What is a hero? As should be obvious to anyone who clicks on the term "hero-concept," I'm clearly not using it to be one with the idea of "hero as protagonist." Narratologically, a hero is a definite persona, though also one most often tied to the idea of a countervailing persona-- the "villain"-- as if they were locked together into "concept-pairs," my parallel to Buber's idea of "word pairs." In practice the individual concepts are separable and can be used apart from one another, but in essence they remain locked together, much as when I originally suggested a similar interrelationship between the personas of the monster and the victim. Significantly, one of my main comments in this essay was to note that a villain's dominant status in a narrative-- as with Sax Rohmer's Fu Manchu series-- does not keep that narrative from having the same *invigorative* effects as one centered upon a more standard hero.
As a result of my investigations of the mythographer Theodor Gaster and the philospher Schopenhauer, I advanced a theory of the hero and villain as dominantly positive or negative incarnations of a type of will, "the idealizing will," that aspires to go beyond the bare functions of the maintenance of life. In the above essay I linked the hero and villain in terms of being either positive or negative expressions of this will.
*Megalothymia* depends on filling oneself with elements of will excessive to normal functioning. The hero is filled with a positive, altruistic will to protect society, one that often goes beyond the dictates of society's normal functions. Like the monster the villain is filled with a negative will toward society or the environment, but he is the mirror-image of the hero in that he glories in his independence from society, rather than yearning after a lost "normalcy" as the monster does.
Because of that "concept-linkage," then at base the "hero-concept" and the "villain-concept" are intertwined so that one implies the other.
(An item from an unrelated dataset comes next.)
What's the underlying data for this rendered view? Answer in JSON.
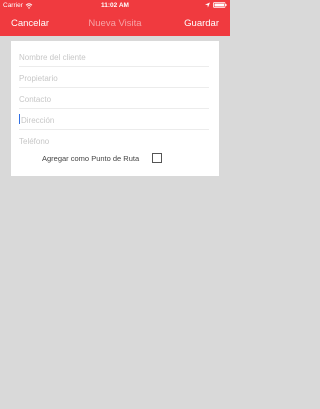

Thus the "heroic idiom" includes all those narratives that center upon either a plerotic hero or a plerotic villain as the narrative's focal presence, and the same symmetry applies to "the superhero idiom." My aforementioned list of a "top 20 live-action superhero movies" included one such villain-centered narrative, the 1932 MASK OF FU MANCHU.
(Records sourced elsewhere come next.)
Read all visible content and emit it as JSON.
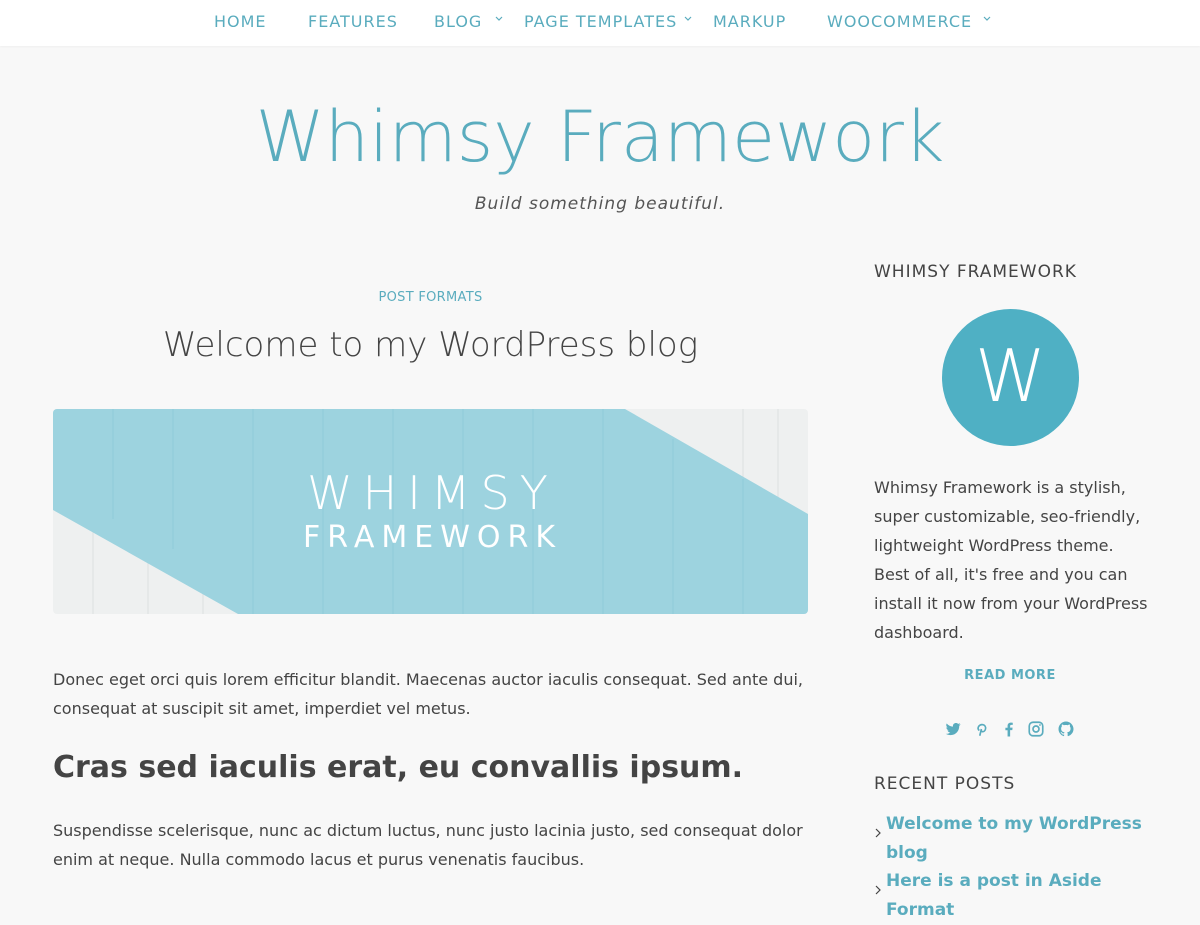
{
  "nav": {
    "items": [
      {
        "label": "HOME"
      },
      {
        "label": "FEATURES"
      },
      {
        "label": "BLOG"
      },
      {
        "label": "PAGE TEMPLATES"
      },
      {
        "label": "MARKUP"
      },
      {
        "label": "WOOCOMMERCE"
      }
    ]
  },
  "header": {
    "title": "Whimsy Framework",
    "tagline": "Build something beautiful."
  },
  "post": {
    "category": "POST FORMATS",
    "title": "Welcome to my WordPress blog",
    "featured_image": {
      "line1": "WHIMSY",
      "line2": "FRAMEWORK"
    },
    "para1": "Donec eget orci quis lorem efficitur blandit. Maecenas auctor iaculis consequat. Sed ante dui, consequat at suscipit sit amet, imperdiet vel metus.",
    "subheading": "Cras sed iaculis erat, eu convallis ipsum.",
    "para2": "Suspendisse scelerisque, nunc ac dictum luctus, nunc justo lacinia justo, sed consequat dolor enim at neque. Nulla commodo lacus et purus venenatis faucibus."
  },
  "sidebar": {
    "about": {
      "title": "WHIMSY FRAMEWORK",
      "logo_letter": "W",
      "text": "Whimsy Framework is a stylish, super customizable, seo-friendly, lightweight WordPress theme. Best of all, it's free and you can install it now from your WordPress dashboard.",
      "read_more": "READ MORE"
    },
    "social": [
      "twitter-icon",
      "pinterest-icon",
      "facebook-icon",
      "instagram-icon",
      "github-icon"
    ],
    "recent": {
      "title": "RECENT POSTS",
      "items": [
        {
          "label": "Welcome to my WordPress blog"
        },
        {
          "label": "Here is a post in Aside Format"
        }
      ]
    }
  },
  "colors": {
    "accent": "#5aacbe",
    "background": "#f8f8f8",
    "text": "#444444",
    "banner": "#9dd3df"
  }
}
Had I been seeking to list twenty live-action films with a hero or villain with no "super" elements, then I might have listed heroic Harry Callahan alongside the equally obsessed-- but negative-toned-- Jack Carter from 1971's GET CARTER.
Thus the one commonality of all narratives within the superhero idiom is that its focal presence must be either a "superhero-like" figure or a "supervillain-like" figure. This figure may belong to the "demotic group" commonly linked to the "superhero genre," which obviously includes figures like Batman and the Joker. But it could also include types from other genres and other mythoi cognate with the superhero idiom. Heroes like Harry Potter (drama mythos), Marshal Law (irony mythos), and Ranma Saotime (comedy mythos) would thus rub shoulders with Felonious Gru (comedy mythos) and that threesome I like to call "the Bitchy Trio" (irony mythos).
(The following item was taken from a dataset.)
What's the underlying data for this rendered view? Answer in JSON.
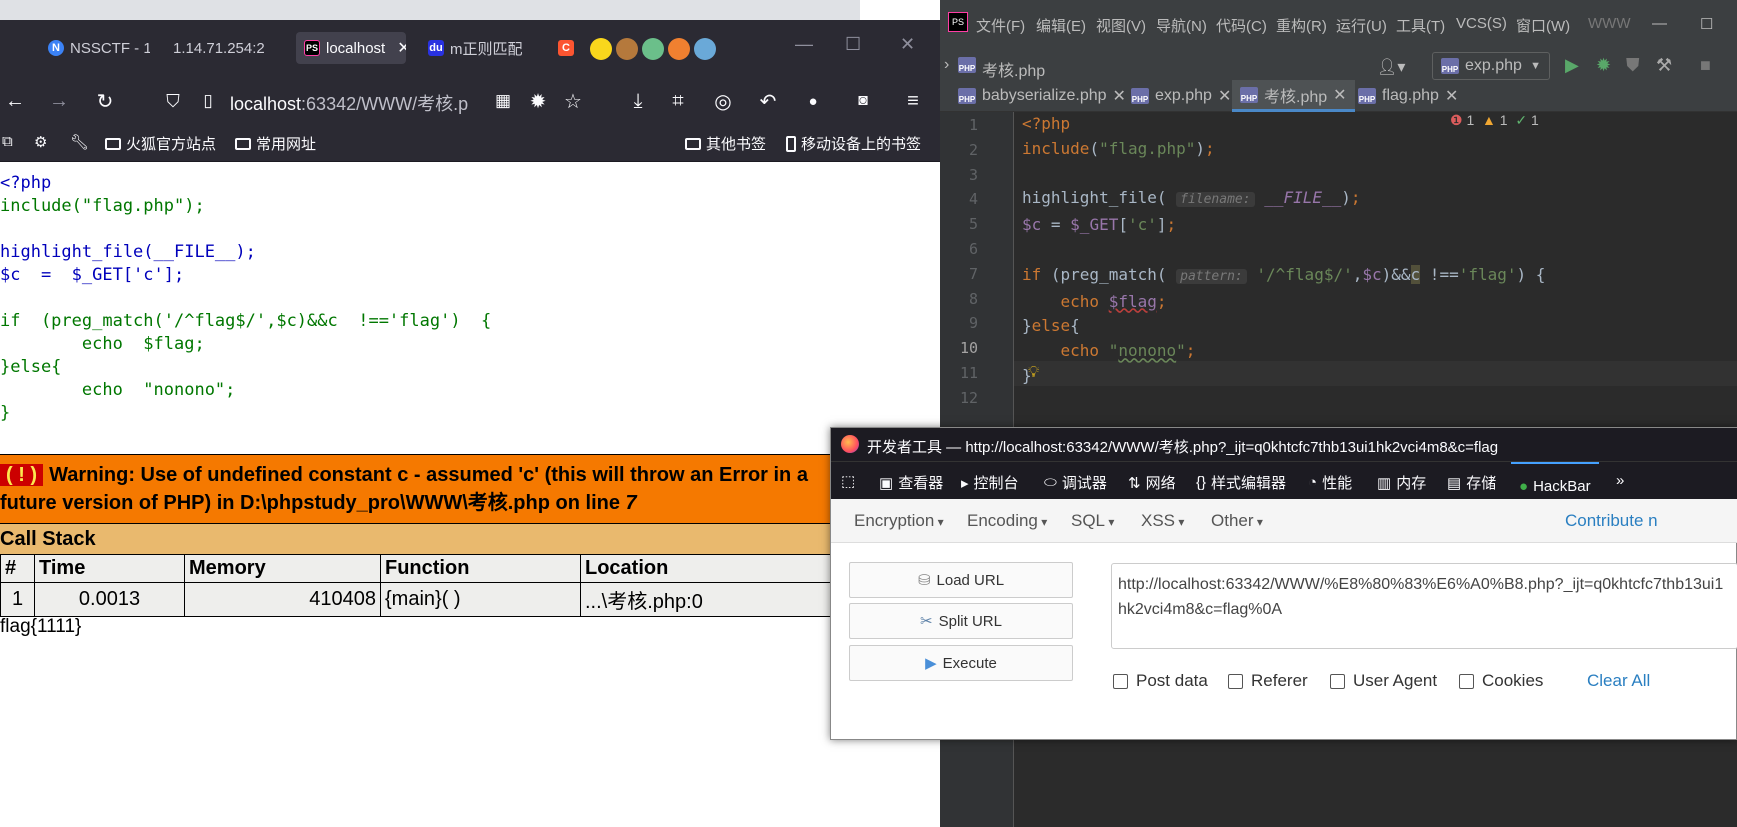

In contrast, however, narratives featuring focal presences who conform to either the "monster" or 'demihero" personas do not belong within the superhero idiom. This is fairly obvious with assorted monsters who have sometimes enacted deeds associated with superheroes-- King Kong, Godzilla, Gamera-- but who remain apart by virtue of their monstrous nature in a way that types like the Hulk and the Thing do not. It may not be so obvious-- though it is no less true-- of the demihero, since many of them are often seen as indistinguishable from the hero-concept. I won't repeat my arguments for this category here, but will only note that most of Philip K. Dick's protagonists are unabashed demiheroes. Interestingly, many of them retain this character when translated to combative films, as occured with both Rick Deckard in BLADE RUNNER and "Michael Jennings" in PAYCHECK. However, as if to prove that it's not impossible to make a heroic purse out of a demihero's ear, one may regard the cinematic transformation of Dick's "Douglas Quail" into "Douglas Quaid."